### WORK REQUIRED:
Write out all the entries below without any change.

### DATA SUPPLIED:
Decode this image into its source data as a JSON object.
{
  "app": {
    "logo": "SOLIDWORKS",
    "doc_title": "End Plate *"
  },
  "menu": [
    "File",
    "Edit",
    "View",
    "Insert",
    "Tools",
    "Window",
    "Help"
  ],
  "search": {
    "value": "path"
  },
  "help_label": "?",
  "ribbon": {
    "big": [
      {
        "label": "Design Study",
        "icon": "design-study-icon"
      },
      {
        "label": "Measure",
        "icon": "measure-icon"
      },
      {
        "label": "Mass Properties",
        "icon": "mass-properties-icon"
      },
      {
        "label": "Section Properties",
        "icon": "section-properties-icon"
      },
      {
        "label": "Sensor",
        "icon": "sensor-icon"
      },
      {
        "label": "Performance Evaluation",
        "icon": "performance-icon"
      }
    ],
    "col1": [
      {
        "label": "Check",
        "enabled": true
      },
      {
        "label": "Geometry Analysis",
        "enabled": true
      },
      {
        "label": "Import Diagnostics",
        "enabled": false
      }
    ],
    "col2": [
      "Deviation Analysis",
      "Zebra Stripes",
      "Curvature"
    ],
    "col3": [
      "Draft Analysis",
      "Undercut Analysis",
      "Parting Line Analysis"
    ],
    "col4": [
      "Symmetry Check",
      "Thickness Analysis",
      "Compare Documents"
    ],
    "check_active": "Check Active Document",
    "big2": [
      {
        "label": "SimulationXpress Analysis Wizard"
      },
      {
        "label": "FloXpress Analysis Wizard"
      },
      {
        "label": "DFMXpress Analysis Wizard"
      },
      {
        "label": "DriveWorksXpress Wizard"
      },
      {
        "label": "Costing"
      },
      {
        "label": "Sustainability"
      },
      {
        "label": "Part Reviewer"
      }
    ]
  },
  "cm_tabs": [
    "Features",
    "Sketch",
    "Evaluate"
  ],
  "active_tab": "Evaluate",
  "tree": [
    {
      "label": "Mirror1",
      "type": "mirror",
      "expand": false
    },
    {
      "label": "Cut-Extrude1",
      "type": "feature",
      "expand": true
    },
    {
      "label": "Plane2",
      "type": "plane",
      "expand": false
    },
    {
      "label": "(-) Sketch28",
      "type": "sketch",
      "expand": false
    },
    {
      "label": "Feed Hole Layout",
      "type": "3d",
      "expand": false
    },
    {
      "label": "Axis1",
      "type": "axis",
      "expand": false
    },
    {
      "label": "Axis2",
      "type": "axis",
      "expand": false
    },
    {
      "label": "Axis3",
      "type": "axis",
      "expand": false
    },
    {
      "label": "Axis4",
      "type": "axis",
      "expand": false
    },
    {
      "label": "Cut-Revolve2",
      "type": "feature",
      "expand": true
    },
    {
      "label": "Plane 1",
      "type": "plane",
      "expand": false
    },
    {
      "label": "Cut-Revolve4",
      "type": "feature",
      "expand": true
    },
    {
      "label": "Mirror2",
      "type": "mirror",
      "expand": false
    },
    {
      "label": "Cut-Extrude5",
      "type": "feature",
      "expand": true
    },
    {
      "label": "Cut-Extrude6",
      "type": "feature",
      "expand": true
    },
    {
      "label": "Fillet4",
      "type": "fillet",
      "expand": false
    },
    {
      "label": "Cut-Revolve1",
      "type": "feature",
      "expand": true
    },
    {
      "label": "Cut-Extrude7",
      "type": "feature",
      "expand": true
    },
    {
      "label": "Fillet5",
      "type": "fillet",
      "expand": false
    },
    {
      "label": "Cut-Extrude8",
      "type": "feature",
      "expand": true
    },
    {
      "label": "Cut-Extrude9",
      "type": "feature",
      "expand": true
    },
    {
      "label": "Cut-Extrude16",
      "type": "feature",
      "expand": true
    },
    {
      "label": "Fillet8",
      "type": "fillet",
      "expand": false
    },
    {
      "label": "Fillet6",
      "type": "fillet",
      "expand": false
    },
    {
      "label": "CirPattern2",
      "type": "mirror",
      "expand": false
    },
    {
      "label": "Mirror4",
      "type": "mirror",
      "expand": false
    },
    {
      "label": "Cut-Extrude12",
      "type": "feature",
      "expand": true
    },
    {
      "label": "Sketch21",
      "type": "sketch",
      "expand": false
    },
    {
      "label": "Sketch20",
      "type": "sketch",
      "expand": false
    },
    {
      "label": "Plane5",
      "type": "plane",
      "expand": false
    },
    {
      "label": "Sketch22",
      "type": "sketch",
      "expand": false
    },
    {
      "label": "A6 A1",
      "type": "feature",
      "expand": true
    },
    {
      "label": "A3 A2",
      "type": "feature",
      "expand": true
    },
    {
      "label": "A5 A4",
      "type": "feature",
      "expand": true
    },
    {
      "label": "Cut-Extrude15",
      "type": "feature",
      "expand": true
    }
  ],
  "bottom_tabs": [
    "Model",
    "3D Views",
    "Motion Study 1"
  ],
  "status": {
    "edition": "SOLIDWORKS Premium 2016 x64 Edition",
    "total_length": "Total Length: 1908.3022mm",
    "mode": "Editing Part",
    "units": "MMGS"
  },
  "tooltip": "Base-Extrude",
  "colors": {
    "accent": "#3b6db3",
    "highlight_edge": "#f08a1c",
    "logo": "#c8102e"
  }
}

### TASK RESULT:
Decode this image into its source data as a JSON object.
{
  "app": {
    "logo": "SOLIDWORKS",
    "doc_title": "End Plate *"
  },
  "menu": [
    "File",
    "Edit",
    "View",
    "Insert",
    "Tools",
    "Window",
    "Help"
  ],
  "search": {
    "value": "path"
  },
  "help_label": "?",
  "ribbon": {
    "big": [
      {
        "label": "Design Study",
        "icon": "design-study-icon"
      },
      {
        "label": "Measure",
        "icon": "measure-icon"
      },
      {
        "label": "Mass Properties",
        "icon": "mass-properties-icon"
      },
      {
        "label": "Section Properties",
        "icon": "section-properties-icon"
      },
      {
        "label": "Sensor",
        "icon": "sensor-icon"
      },
      {
        "label": "Performance Evaluation",
        "icon": "performance-icon"
      }
    ],
    "col1": [
      {
        "label": "Check",
        "enabled": true
      },
      {
        "label": "Geometry Analysis",
        "enabled": true
      },
      {
        "label": "Import Diagnostics",
        "enabled": false
      }
    ],
    "col2": [
      "Deviation Analysis",
      "Zebra Stripes",
      "Curvature"
    ],
    "col3": [
      "Draft Analysis",
      "Undercut Analysis",
      "Parting Line Analysis"
    ],
    "col4": [
      "Symmetry Check",
      "Thickness Analysis",
      "Compare Documents"
    ],
    "check_active": "Check Active Document",
    "big2": [
      {
        "label": "SimulationXpress Analysis Wizard"
      },
      {
        "label": "FloXpress Analysis Wizard"
      },
      {
        "label": "DFMXpress Analysis Wizard"
      },
      {
        "label": "DriveWorksXpress Wizard"
      },
      {
        "label": "Costing"
      },
      {
        "label": "Sustainability"
      },
      {
        "label": "Part Reviewer"
      }
    ]
  },
  "cm_tabs": [
    "Features",
    "Sketch",
    "Evaluate"
  ],
  "active_tab": "Evaluate",
  "tree": [
    {
      "label": "Mirror1",
      "type": "mirror",
      "expand": false
    },
    {
      "label": "Cut-Extrude1",
      "type": "feature",
      "expand": true
    },
    {
      "label": "Plane2",
      "type": "plane",
      "expand": false
    },
    {
      "label": "(-) Sketch28",
      "type": "sketch",
      "expand": false
    },
    {
      "label": "Feed Hole Layout",
      "type": "3d",
      "expand": false
    },
    {
      "label": "Axis1",
      "type": "axis",
      "expand": false
    },
    {
      "label": "Axis2",
      "type": "axis",
      "expand": false
    },
    {
      "label": "Axis3",
      "type": "axis",
      "expand": false
    },
    {
      "label": "Axis4",
      "type": "axis",
      "expand": false
    },
    {
      "label": "Cut-Revolve2",
      "type": "feature",
      "expand": true
    },
    {
      "label": "Plane 1",
      "type": "plane",
      "expand": false
    },
    {
      "label": "Cut-Revolve4",
      "type": "feature",
      "expand": true
    },
    {
      "label": "Mirror2",
      "type": "mirror",
      "expand": false
    },
    {
      "label": "Cut-Extrude5",
      "type": "feature",
      "expand": true
    },
    {
      "label": "Cut-Extrude6",
      "type": "feature",
      "expand": true
    },
    {
      "label": "Fillet4",
      "type": "fillet",
      "expand": false
    },
    {
      "label": "Cut-Revolve1",
      "type": "feature",
      "expand": true
    },
    {
      "label": "Cut-Extrude7",
      "type": "feature",
      "expand": true
    },
    {
      "label": "Fillet5",
      "type": "fillet",
      "expand": false
    },
    {
      "label": "Cut-Extrude8",
      "type": "feature",
      "expand": true
    },
    {
      "label": "Cut-Extrude9",
      "type": "feature",
      "expand": true
    },
    {
      "label": "Cut-Extrude16",
      "type": "feature",
      "expand": true
    },
    {
      "label": "Fillet8",
      "type": "fillet",
      "expand": false
    },
    {
      "label": "Fillet6",
      "type": "fillet",
      "expand": false
    },
    {
      "label": "CirPattern2",
      "type": "mirror",
      "expand": false
    },
    {
      "label": "Mirror4",
      "type": "mirror",
      "expand": false
    },
    {
      "label": "Cut-Extrude12",
      "type": "feature",
      "expand": true
    },
    {
      "label": "Sketch21",
      "type": "sketch",
      "expand": false
    },
    {
      "label": "Sketch20",
      "type": "sketch",
      "expand": false
    },
    {
      "label": "Plane5",
      "type": "plane",
      "expand": false
    },
    {
      "label": "Sketch22",
      "type": "sketch",
      "expand": false
    },
    {
      "label": "A6 A1",
      "type": "feature",
      "expand": true
    },
    {
      "label": "A3 A2",
      "type": "feature",
      "expand": true
    },
    {
      "label": "A5 A4",
      "type": "feature",
      "expand": true
    },
    {
      "label": "Cut-Extrude15",
      "type": "feature",
      "expand": true
    }
  ],
  "bottom_tabs": [
    "Model",
    "3D Views",
    "Motion Study 1"
  ],
  "status": {
    "edition": "SOLIDWORKS Premium 2016 x64 Edition",
    "total_length": "Total Length: 1908.3022mm",
    "mode": "Editing Part",
    "units": "MMGS"
  },
  "tooltip": "Base-Extrude",
  "colors": {
    "accent": "#3b6db3",
    "highlight_edge": "#f08a1c",
    "logo": "#c8102e"
  }
}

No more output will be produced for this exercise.